• WORK ITEM:
Would you repeat the listing below exactly, with no pictures in it?

** RECORDS SHOWN follows **

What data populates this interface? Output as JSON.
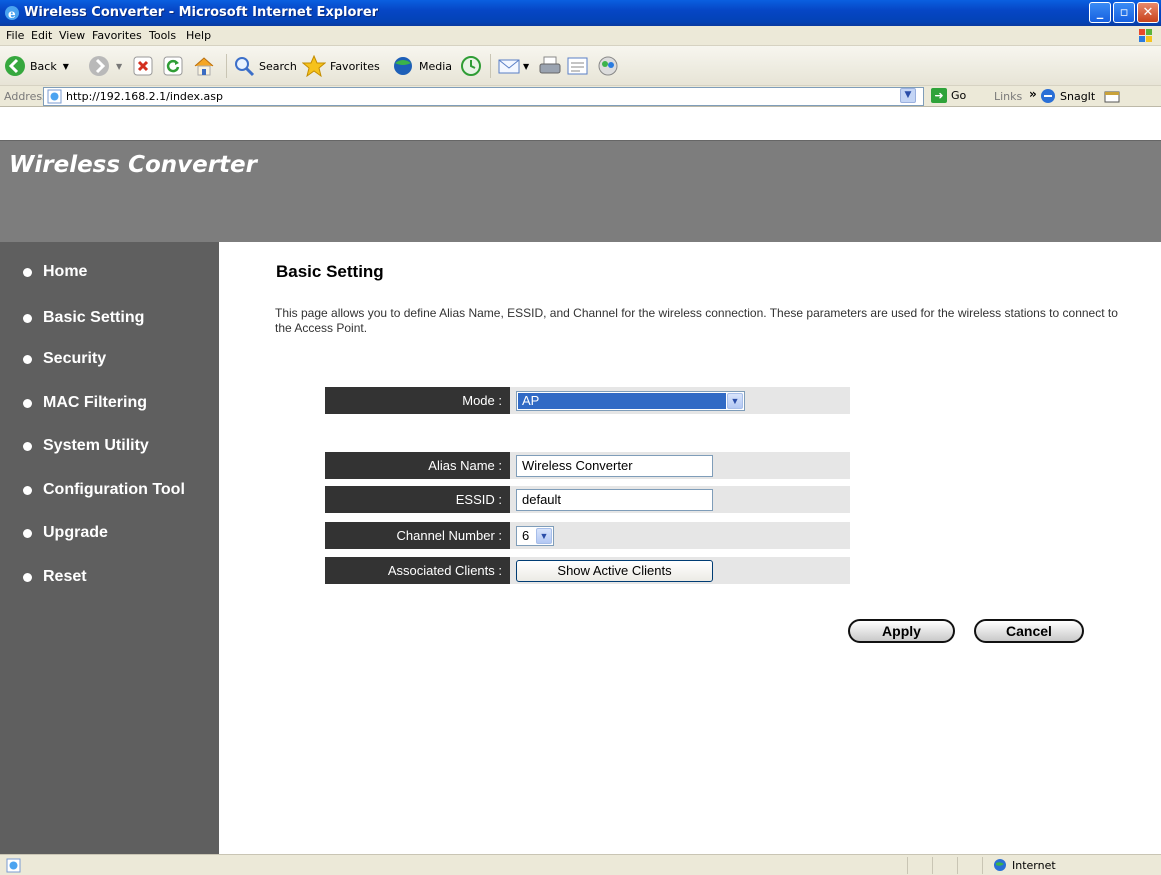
{
  "window": {
    "title": "Wireless Converter - Microsoft Internet Explorer"
  },
  "menu": [
    "File",
    "Edit",
    "View",
    "Favorites",
    "Tools",
    "Help"
  ],
  "toolbar": {
    "back_label": "Back",
    "search_label": "Search",
    "favorites_label": "Favorites",
    "media_label": "Media"
  },
  "address": {
    "label": "Address",
    "url": "http://192.168.2.1/index.asp",
    "go_label": "Go",
    "links_label": "Links",
    "snagit_label": "SnagIt"
  },
  "app": {
    "title": "Wireless Converter"
  },
  "nav": [
    "Home",
    "Basic Setting",
    "Security",
    "MAC Filtering",
    "System Utility",
    "Configuration Tool",
    "Upgrade",
    "Reset"
  ],
  "page": {
    "title": "Basic Setting",
    "description": "This page allows you to define Alias Name, ESSID, and Channel for the wireless connection. These parameters are used for the wireless stations to connect to the Access Point."
  },
  "form": {
    "mode_label": "Mode :",
    "mode_value": "AP",
    "alias_label": "Alias Name :",
    "alias_value": "Wireless Converter",
    "essid_label": "ESSID :",
    "essid_value": "default",
    "channel_label": "Channel Number :",
    "channel_value": "6",
    "clients_label": "Associated Clients :",
    "clients_button": "Show Active Clients"
  },
  "actions": {
    "apply": "Apply",
    "cancel": "Cancel"
  },
  "status": {
    "zone": "Internet"
  }
}
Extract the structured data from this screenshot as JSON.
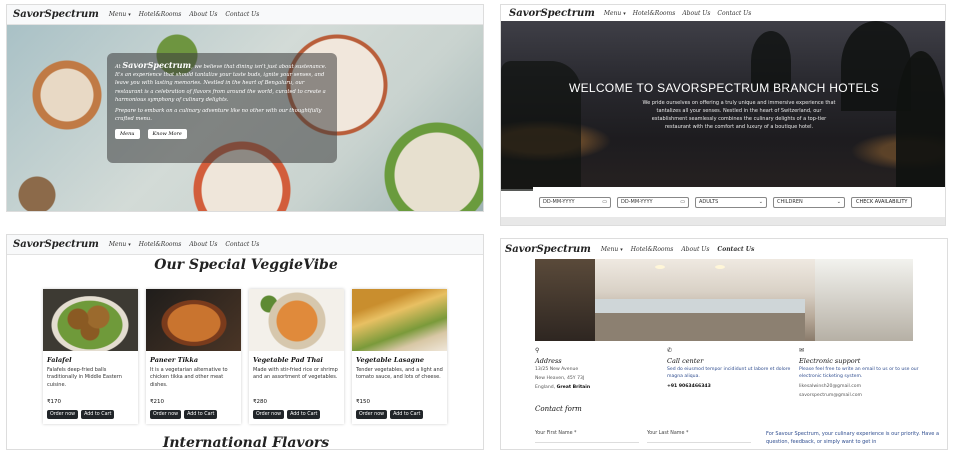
{
  "nav": {
    "brand": "SavorSpectrum",
    "menu": "Menu",
    "hotels": "Hotel&Rooms",
    "about": "About Us",
    "contact": "Contact Us"
  },
  "home": {
    "intro": "At",
    "brand_word": "SavorSpectrum",
    "paragraph": ", we believe that dining isn't just about sustenance. It's an experience that should tantalize your taste buds, ignite your senses, and leave you with lasting memories. Nestled in the heart of Bengaluru, our restaurant is a celebration of flavors from around the world, curated to create a harmonious symphony of culinary delights.",
    "paragraph2": "Prepare to embark on a culinary adventure like no other with our thoughtfully crafted menu.",
    "btn_menu": "Menu",
    "btn_know_more": "Know More"
  },
  "hotels": {
    "title": "WELCOME TO SAVORSPECTRUM BRANCH HOTELS",
    "subtitle": "We pride ourselves on offering a truly unique and immersive experience that tantalizes all your senses. Nestled in the heart of Switzerland, our establishment seamlessly combines the culinary delights of a top-tier restaurant with the comfort and luxury of a boutique hotel.",
    "checkin_placeholder": "DD-MM-YYYY",
    "checkout_placeholder": "DD-MM-YYYY",
    "adults": "ADULTS",
    "children": "CHILDREN",
    "check_btn": "CHECK AVAILABILITY"
  },
  "menu_page": {
    "title": "Our Special VeggieVibe",
    "order_label": "Order now",
    "cart_label": "Add to Cart",
    "next_section": "International Flavors",
    "cards": [
      {
        "name": "Falafel",
        "desc": "Falafels deep-fried balls traditionally in Middle Eastern cuisine.",
        "price": "₹170"
      },
      {
        "name": "Paneer Tikka",
        "desc": "It is a vegetarian alternative to chicken tikka and other meat dishes.",
        "price": "₹210"
      },
      {
        "name": "Vegetable Pad Thai",
        "desc": "Made with stir-fried rice or shrimp and an assortment of vegetables.",
        "price": "₹280"
      },
      {
        "name": "Vegetable Lasagne",
        "desc": "Tender vegetables, and a light and tomato sauce, and lots of cheese.",
        "price": "₹150"
      }
    ]
  },
  "contact": {
    "address_head": "Address",
    "address_text": "13/25 New Avenue",
    "address_text2": "New Heaven, 45Y 73J",
    "address_text3": "England,",
    "address_bold": "Great Britain",
    "call_head": "Call center",
    "call_text": "Sed do eiusmod tempor incididunt ut labore et dolore magna aliqua.",
    "call_number": "+91 9063466343",
    "support_head": "Electronic support",
    "support_text": "Please feel free to write an email to us or to use our electronic ticketing system.",
    "support_email1": "likesalwinsh20@gmail.com",
    "support_email2": "savorspectrum@gmail.com",
    "form_title": "Contact form",
    "first_name": "Your First Name *",
    "last_name": "Your Last Name *",
    "message": "For Savour Spectrum, your culinary experience is our priority. Have a question, feedback, or simply want to get in"
  }
}
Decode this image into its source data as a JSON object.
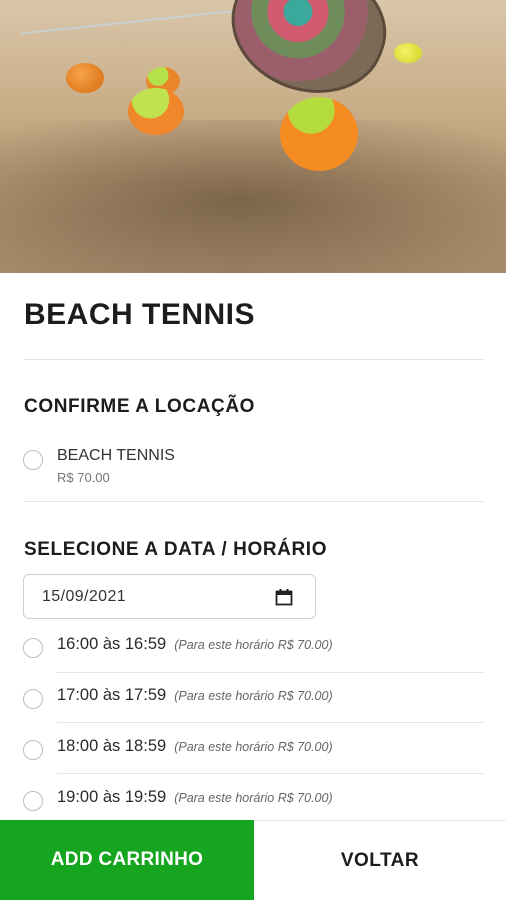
{
  "hero": {
    "image_alt": "beach tennis balls and racket on sand"
  },
  "product": {
    "title": "BEACH TENNIS"
  },
  "location_section": {
    "title": "CONFIRME A LOCAÇÃO",
    "option": {
      "label": "BEACH TENNIS",
      "price": "R$ 70.00"
    }
  },
  "schedule_section": {
    "title": "SELECIONE A DATA / HORÁRIO",
    "date_value": "15/09/2021",
    "slots": [
      {
        "time": "16:00 às 16:59",
        "note": "(Para este horário R$ 70.00)"
      },
      {
        "time": "17:00 às 17:59",
        "note": "(Para este horário R$ 70.00)"
      },
      {
        "time": "18:00 às 18:59",
        "note": "(Para este horário R$ 70.00)"
      },
      {
        "time": "19:00 às 19:59",
        "note": "(Para este horário R$ 70.00)"
      }
    ]
  },
  "actions": {
    "add_label": "ADD CARRINHO",
    "back_label": "VOLTAR"
  },
  "colors": {
    "primary_green": "#16a51f",
    "ball_orange": "#f08a24",
    "ball_green": "#a8d23a"
  }
}
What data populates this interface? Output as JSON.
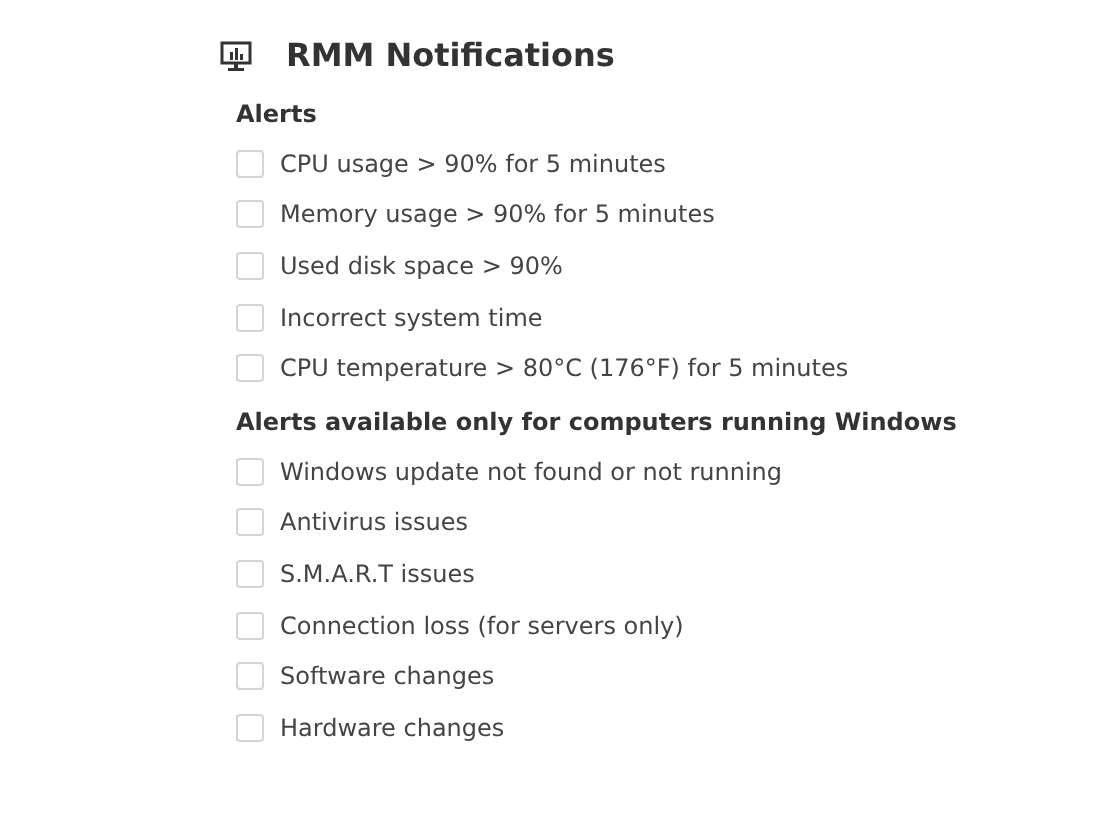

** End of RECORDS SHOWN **

• SOLUTION TO THIS EXERCISE:
What data populates this interface? Output as JSON.
{
  "window": {
    "title": "Wireless Converter - Microsoft Internet Explorer"
  },
  "menu": [
    "File",
    "Edit",
    "View",
    "Favorites",
    "Tools",
    "Help"
  ],
  "toolbar": {
    "back_label": "Back",
    "search_label": "Search",
    "favorites_label": "Favorites",
    "media_label": "Media"
  },
  "address": {
    "label": "Address",
    "url": "http://192.168.2.1/index.asp",
    "go_label": "Go",
    "links_label": "Links",
    "snagit_label": "SnagIt"
  },
  "app": {
    "title": "Wireless Converter"
  },
  "nav": [
    "Home",
    "Basic Setting",
    "Security",
    "MAC Filtering",
    "System Utility",
    "Configuration Tool",
    "Upgrade",
    "Reset"
  ],
  "page": {
    "title": "Basic Setting",
    "description": "This page allows you to define Alias Name, ESSID, and Channel for the wireless connection. These parameters are used for the wireless stations to connect to the Access Point."
  },
  "form": {
    "mode_label": "Mode :",
    "mode_value": "AP",
    "alias_label": "Alias Name :",
    "alias_value": "Wireless Converter",
    "essid_label": "ESSID :",
    "essid_value": "default",
    "channel_label": "Channel Number :",
    "channel_value": "6",
    "clients_label": "Associated Clients :",
    "clients_button": "Show Active Clients"
  },
  "actions": {
    "apply": "Apply",
    "cancel": "Cancel"
  },
  "status": {
    "zone": "Internet"
  }
}
Extract the structured data from this screenshot as JSON.
{
  "nav": {
    "brand": "SavorSpectrum",
    "menu": "Menu",
    "hotels": "Hotel&Rooms",
    "about": "About Us",
    "contact": "Contact Us"
  },
  "home": {
    "intro": "At",
    "brand_word": "SavorSpectrum",
    "paragraph": ", we believe that dining isn't just about sustenance. It's an experience that should tantalize your taste buds, ignite your senses, and leave you with lasting memories. Nestled in the heart of Bengaluru, our restaurant is a celebration of flavors from around the world, curated to create a harmonious symphony of culinary delights.",
    "paragraph2": "Prepare to embark on a culinary adventure like no other with our thoughtfully crafted menu.",
    "btn_menu": "Menu",
    "btn_know_more": "Know More"
  },
  "hotels": {
    "title": "WELCOME TO SAVORSPECTRUM BRANCH HOTELS",
    "subtitle": "We pride ourselves on offering a truly unique and immersive experience that tantalizes all your senses. Nestled in the heart of Switzerland, our establishment seamlessly combines the culinary delights of a top-tier restaurant with the comfort and luxury of a boutique hotel.",
    "checkin_placeholder": "DD-MM-YYYY",
    "checkout_placeholder": "DD-MM-YYYY",
    "adults": "ADULTS",
    "children": "CHILDREN",
    "check_btn": "CHECK AVAILABILITY"
  },
  "menu_page": {
    "title": "Our Special VeggieVibe",
    "order_label": "Order now",
    "cart_label": "Add to Cart",
    "next_section": "International Flavors",
    "cards": [
      {
        "name": "Falafel",
        "desc": "Falafels deep-fried balls traditionally in Middle Eastern cuisine.",
        "price": "₹170"
      },
      {
        "name": "Paneer Tikka",
        "desc": "It is a vegetarian alternative to chicken tikka and other meat dishes.",
        "price": "₹210"
      },
      {
        "name": "Vegetable Pad Thai",
        "desc": "Made with stir-fried rice or shrimp and an assortment of vegetables.",
        "price": "₹280"
      },
      {
        "name": "Vegetable Lasagne",
        "desc": "Tender vegetables, and a light and tomato sauce, and lots of cheese.",
        "price": "₹150"
      }
    ]
  },
  "contact": {
    "address_head": "Address",
    "address_text": "13/25 New Avenue",
    "address_text2": "New Heaven, 45Y 73J",
    "address_text3": "England,",
    "address_bold": "Great Britain",
    "call_head": "Call center",
    "call_text": "Sed do eiusmod tempor incididunt ut labore et dolore magna aliqua.",
    "call_number": "+91 9063466343",
    "support_head": "Electronic support",
    "support_text": "Please feel free to write an email to us or to use our electronic ticketing system.",
    "support_email1": "likesalwinsh20@gmail.com",
    "support_email2": "savorspectrum@gmail.com",
    "form_title": "Contact form",
    "first_name": "Your First Name *",
    "last_name": "Your Last Name *",
    "message": "For Savour Spectrum, your culinary experience is our priority. Have a question, feedback, or simply want to get in"
  }
}
Decode this image into its source data as a JSON object.
{
  "hero": {
    "image_alt": "beach tennis balls and racket on sand"
  },
  "product": {
    "title": "BEACH TENNIS"
  },
  "location_section": {
    "title": "CONFIRME A LOCAÇÃO",
    "option": {
      "label": "BEACH TENNIS",
      "price": "R$ 70.00"
    }
  },
  "schedule_section": {
    "title": "SELECIONE A DATA / HORÁRIO",
    "date_value": "15/09/2021",
    "slots": [
      {
        "time": "16:00 às 16:59",
        "note": "(Para este horário R$ 70.00)"
      },
      {
        "time": "17:00 às 17:59",
        "note": "(Para este horário R$ 70.00)"
      },
      {
        "time": "18:00 às 18:59",
        "note": "(Para este horário R$ 70.00)"
      },
      {
        "time": "19:00 às 19:59",
        "note": "(Para este horário R$ 70.00)"
      }
    ]
  },
  "actions": {
    "add_label": "ADD CARRINHO",
    "back_label": "VOLTAR"
  },
  "colors": {
    "primary_green": "#16a51f",
    "ball_orange": "#f08a24",
    "ball_green": "#a8d23a"
  }
}
What data populates this interface? Output as JSON.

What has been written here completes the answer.